Feather picking is a common
and frustrating problem in pet birds. Some pets
nibble the ends off their feathers, while others
tear their skin, creating large open sores. Any bird
can feather pick, but Psittacine birds, such as
African Grey Parrots and Cockatoos, are the most
Your pet's feather picking may start
because of irritation from a medical condition and
progress to obsessive-compulsive behavior. Or
several problems may coexist. There are several
common causes for this behavior.
Bacteria can attack skin and feather follicles,
creating an itchy, painful problem your bird chews
at to relieve. Pets with vitamin deficiencies from
incomplete diets are at increased risk of infection.
Some viral infections that specifically attack
growing feathers, such as psittacine beak and
feather disease and Polyomavirus infection, cause
inflammation or abnormal feather eruption that
irritates your bird's skin and triggers picking.
Other more easily treatable conditions such as
parasitic infestations can also cause a fierce itch.
However, these parasite infestations are not
commonly found in hand-raised birds.
Just as in people, pollen, mold and certain foods
occasionally trigger itchy allergies in birds. Your
pet may resort to feather picking for relief. An
allergic reaction to Giardia infections, an internal
parasite found in some water supplies, can cause
skin irritation in cockatiels.
Excessive heat or low humidity can make your bird's
skin itchy and flaky. And stressful change, such as
a new family member or pet, moving to a new house or
moving the cage to a different room, may cause birds
to pick their plumage.
Many birds normally live in flocks where they enjoy
the sights and sounds of other birds. When you keep
a solitary bird, you assume the role of the flock.
So if you're nervous, upset or absent, your bird may
feel anxious and respond by feather picking.
Many birds, like some children, crave any attention
they can get. If they discover picking at their
feathers brings you running or even just causes you
to scold, they'll repeat the behavior to get your
attention and your attention reinforces the
Some pet birds might be just plain bored. Evolution
has trained them to be wary of predators and to
poke, prod and chew at everything in their
environment as they forage for meals. It's perfectly
natural for them to chew all day long. In the
absence of a proper outlet, such as a chew toy, many
turn to themselves.
Normally, elevated hormone levels in sexually mature

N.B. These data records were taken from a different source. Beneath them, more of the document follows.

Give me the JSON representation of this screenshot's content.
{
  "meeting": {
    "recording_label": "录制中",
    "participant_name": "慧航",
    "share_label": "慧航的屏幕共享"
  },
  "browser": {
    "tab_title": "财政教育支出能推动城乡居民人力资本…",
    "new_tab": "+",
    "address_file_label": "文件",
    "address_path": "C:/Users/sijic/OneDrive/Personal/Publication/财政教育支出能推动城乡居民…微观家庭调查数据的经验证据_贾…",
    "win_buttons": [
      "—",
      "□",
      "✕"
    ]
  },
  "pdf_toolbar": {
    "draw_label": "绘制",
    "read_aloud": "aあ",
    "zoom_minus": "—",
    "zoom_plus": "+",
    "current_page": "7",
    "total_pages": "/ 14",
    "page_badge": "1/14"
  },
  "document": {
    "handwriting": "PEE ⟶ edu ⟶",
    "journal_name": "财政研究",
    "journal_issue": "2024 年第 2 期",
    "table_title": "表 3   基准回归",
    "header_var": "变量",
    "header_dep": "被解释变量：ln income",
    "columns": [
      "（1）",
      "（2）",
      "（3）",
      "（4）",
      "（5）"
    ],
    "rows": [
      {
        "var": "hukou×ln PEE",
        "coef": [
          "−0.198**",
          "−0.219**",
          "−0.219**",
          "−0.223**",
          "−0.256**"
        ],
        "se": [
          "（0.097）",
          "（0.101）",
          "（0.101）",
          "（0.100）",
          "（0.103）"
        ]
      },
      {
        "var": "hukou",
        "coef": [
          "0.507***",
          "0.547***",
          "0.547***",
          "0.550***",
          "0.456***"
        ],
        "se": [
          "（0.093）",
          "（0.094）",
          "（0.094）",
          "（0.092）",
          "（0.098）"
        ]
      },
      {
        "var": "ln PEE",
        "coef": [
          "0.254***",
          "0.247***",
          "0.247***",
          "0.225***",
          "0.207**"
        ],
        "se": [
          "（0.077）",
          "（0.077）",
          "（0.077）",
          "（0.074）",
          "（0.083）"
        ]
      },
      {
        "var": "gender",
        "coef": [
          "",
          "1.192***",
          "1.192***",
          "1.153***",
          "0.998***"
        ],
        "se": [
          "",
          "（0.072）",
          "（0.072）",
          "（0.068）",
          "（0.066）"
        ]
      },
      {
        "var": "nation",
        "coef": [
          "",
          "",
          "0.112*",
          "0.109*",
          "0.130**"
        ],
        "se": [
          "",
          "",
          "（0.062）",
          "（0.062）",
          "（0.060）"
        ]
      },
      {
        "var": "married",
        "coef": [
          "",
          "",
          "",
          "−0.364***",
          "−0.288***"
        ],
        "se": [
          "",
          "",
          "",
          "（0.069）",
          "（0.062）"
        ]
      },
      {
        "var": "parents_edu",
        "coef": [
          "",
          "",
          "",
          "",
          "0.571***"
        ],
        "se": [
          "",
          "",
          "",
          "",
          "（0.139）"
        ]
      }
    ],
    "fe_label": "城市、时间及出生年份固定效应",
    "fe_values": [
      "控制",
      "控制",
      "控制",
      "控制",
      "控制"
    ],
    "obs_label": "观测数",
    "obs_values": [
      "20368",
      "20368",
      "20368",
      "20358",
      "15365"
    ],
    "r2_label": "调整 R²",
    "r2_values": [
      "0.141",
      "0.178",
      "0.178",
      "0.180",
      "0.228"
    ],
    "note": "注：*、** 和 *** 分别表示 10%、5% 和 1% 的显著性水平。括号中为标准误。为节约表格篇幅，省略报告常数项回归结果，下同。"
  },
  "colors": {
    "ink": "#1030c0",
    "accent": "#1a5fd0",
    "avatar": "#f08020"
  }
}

birds can make them irritable and anxious,
especially during breeding season. So if possible,
avoid environmental factors that stimulate breeding
instincts including long periods of light exposure

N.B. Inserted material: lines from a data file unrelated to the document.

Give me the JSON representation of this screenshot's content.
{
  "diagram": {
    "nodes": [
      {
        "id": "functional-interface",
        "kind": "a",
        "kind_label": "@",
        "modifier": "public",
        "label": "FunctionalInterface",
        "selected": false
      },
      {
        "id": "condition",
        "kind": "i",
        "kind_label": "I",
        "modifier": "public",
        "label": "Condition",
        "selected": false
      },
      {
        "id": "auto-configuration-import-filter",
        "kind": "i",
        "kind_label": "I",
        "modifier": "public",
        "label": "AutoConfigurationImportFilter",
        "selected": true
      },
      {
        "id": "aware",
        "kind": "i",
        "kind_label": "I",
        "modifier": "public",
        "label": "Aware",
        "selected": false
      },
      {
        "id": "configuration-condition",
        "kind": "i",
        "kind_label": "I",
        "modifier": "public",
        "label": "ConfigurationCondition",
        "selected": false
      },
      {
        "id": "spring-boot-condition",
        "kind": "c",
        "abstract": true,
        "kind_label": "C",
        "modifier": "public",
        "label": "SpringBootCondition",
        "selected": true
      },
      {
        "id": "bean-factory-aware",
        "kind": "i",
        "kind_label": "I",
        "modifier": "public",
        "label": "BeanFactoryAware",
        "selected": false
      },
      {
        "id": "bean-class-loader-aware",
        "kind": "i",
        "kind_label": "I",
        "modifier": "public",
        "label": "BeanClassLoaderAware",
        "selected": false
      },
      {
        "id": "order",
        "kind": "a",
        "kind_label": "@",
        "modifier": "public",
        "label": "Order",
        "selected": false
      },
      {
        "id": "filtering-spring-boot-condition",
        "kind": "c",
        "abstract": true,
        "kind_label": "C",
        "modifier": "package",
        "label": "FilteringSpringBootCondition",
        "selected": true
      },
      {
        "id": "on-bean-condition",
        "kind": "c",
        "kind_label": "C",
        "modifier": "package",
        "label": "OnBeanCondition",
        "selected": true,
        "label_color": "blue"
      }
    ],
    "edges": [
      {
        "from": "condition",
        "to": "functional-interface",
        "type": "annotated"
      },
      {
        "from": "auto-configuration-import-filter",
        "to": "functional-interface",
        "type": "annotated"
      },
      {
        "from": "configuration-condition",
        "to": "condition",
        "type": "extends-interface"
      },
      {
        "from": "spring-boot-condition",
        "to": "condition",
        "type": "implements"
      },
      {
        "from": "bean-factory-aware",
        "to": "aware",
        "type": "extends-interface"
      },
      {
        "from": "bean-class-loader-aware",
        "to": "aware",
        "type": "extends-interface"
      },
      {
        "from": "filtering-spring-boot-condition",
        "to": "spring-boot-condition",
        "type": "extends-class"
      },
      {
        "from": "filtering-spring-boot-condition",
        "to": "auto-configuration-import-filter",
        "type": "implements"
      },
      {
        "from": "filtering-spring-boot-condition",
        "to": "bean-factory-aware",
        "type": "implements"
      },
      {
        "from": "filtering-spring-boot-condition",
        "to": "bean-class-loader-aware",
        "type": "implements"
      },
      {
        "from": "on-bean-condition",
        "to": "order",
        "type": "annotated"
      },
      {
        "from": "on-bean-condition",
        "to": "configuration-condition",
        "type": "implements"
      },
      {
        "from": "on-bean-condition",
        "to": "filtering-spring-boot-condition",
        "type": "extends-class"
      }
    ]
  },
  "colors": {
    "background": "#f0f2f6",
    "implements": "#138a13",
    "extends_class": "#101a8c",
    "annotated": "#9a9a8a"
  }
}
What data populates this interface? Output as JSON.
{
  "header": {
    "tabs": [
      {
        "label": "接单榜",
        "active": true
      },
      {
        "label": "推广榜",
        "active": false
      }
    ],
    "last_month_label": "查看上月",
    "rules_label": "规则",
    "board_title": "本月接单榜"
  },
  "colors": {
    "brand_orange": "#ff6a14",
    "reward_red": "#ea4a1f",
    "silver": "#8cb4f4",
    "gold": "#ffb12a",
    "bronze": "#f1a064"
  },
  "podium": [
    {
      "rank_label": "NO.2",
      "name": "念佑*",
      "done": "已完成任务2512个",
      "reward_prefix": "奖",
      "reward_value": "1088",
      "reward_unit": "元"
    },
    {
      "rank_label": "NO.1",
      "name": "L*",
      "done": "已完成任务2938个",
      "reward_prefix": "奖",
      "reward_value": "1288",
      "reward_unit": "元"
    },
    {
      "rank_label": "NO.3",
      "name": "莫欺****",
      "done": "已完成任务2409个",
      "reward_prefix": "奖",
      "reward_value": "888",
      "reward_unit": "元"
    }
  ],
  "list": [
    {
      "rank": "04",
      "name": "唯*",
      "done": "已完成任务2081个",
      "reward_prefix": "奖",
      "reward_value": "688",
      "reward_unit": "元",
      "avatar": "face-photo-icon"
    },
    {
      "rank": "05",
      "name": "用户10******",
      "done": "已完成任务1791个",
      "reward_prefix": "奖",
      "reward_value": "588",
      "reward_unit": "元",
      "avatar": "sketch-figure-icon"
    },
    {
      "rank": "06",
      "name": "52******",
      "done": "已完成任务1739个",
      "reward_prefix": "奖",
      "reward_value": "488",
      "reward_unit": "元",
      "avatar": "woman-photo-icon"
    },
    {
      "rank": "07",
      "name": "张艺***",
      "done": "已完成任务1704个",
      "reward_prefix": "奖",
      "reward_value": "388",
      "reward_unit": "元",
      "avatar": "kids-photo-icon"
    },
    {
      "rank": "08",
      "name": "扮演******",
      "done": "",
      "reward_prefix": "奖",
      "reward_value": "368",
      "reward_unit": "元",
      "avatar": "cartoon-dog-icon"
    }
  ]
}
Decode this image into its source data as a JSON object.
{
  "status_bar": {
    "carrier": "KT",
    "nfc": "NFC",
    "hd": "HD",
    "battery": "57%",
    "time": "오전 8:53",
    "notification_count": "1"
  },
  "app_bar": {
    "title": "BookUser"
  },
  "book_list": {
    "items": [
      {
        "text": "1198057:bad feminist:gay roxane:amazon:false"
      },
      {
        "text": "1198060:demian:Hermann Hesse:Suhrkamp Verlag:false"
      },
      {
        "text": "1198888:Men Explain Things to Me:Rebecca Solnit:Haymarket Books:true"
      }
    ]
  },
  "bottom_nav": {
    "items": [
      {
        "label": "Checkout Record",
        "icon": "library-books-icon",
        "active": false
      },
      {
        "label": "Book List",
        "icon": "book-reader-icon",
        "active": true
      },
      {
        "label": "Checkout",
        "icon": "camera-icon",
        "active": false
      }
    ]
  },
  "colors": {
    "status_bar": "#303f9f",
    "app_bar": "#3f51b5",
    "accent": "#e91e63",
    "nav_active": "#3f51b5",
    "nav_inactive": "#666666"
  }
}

greater than 12 hours per day, nest boxes or toys
your female may treat as eggs. Many environmental
stimuli cannot be avoided so other methods must be

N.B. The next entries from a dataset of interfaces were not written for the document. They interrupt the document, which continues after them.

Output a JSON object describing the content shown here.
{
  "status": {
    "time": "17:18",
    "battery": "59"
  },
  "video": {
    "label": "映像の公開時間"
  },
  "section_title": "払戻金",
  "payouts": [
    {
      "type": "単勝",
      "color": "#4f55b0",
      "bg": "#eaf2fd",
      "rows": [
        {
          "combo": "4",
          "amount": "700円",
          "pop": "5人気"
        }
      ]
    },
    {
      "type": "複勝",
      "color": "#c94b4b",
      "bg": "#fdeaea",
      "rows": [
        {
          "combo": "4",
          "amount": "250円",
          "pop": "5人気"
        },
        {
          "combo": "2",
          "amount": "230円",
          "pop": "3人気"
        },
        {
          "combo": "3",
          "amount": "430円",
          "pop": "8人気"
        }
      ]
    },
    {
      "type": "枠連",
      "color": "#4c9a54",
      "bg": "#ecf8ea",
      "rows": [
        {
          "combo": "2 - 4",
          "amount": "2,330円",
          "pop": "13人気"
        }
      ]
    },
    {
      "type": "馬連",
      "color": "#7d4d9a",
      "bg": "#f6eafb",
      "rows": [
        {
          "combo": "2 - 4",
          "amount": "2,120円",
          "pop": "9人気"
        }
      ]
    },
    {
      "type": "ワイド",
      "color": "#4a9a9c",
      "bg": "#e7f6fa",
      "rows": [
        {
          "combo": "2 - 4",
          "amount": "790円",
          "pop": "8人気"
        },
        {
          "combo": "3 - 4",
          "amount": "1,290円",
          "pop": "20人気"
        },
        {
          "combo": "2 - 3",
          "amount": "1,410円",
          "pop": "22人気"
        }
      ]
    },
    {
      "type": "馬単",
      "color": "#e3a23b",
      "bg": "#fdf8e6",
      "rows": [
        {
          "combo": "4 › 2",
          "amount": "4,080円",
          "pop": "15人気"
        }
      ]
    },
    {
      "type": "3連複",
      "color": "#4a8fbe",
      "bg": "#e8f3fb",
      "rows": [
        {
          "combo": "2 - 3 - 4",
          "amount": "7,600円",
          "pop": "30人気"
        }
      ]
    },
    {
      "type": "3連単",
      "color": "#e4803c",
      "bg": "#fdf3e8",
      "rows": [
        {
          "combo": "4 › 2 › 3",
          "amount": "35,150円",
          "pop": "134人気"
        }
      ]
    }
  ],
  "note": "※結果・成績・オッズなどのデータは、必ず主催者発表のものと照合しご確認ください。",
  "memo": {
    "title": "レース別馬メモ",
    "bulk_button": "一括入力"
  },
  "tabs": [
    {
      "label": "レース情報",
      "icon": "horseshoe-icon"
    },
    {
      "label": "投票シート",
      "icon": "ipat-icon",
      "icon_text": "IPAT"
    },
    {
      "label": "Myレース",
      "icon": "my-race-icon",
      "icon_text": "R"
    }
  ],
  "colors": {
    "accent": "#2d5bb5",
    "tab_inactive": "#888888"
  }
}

used to avert the chewing behaviors.
Most birds groom each other in the wild on a daily
basis, so solitary life may confuse and stress them.
They may feel the urge to preen constantly and pick
at their own feathers.
Research suggests that low thyroid-hormone levels
may cause poor feathering or feather loss, which
resembles feather picking. Watch your bird carefully
to see if the feathers are falling out on their own.
What You Can Do
First, visit your avian veterinarian to
make sure a medical problem isn't the cause of the
Information about your bird's environment,
personality traits and where you purchased your pet
may help unravel the cause behind the compulsive
behavior. Be patient. Finding a medical condition
that causes feather picking can be an extensive
process. If your bird is physically healthy, there
are many treatment options. But keep in mind that
treating feather picking can be frustrating for the
owner, veterinarian and patient alike.
Another person to work closely with is a
qualified bird behavior specialist who has been
scientifically trained in bird behavior. Be careful
of those with no formal training as they may cause
more harm than good. Work with your veterinarian and
avian behaviorist to determine realistic
Learn about your bird's normal preening and
molting behavior so you can recognize abnormal
feather loss. Birds who pluck their feathers usually
give themselves away. If your pet sports feathers
only on hard-to-reach places, such as the head and
neck, feather picking is likely the culprit.
Remove sources of stress and fear such as loud
stereos, the family dog or bright lights at all
hours of the day. Birds with separation anxiety may
benefit from a softly playing radio or television
for company while you're away.
Offer imaginative ways for your bird to forage by
hiding food in hollow toys and cardboard tubes or
attaching food to ropes or chains. Let your pet
satisfy the urge to preen excessively by providing
items that can be destroyed including whisk brooms,
empty paper towel tubes, wooden sticks or rolled-up
papers. There's a limitless supply of interactive
toys to occupy your pet's time. Remember to
alternate the toys to prevent boredom.
Don't give your bird attention while feather
picking. Shower her with attention as often as
possible, but never for inappropriate behavior.
Remember, reward good behavior and ignore unwanted
behavior. A behavior that is not rewarded, in some
fashion, will generally extinguish itself. You may
need to use these measures for the rest of your
bird's life to keep your pet from a path of
Providing a home that can fulfill all the
needs of these highly intelligent pets is a
challenging task, and some birds will continue their
self-destructive behaviors despite your best
efforts. Patience and perseverance are your best
weapons against your precious pet's disagreeable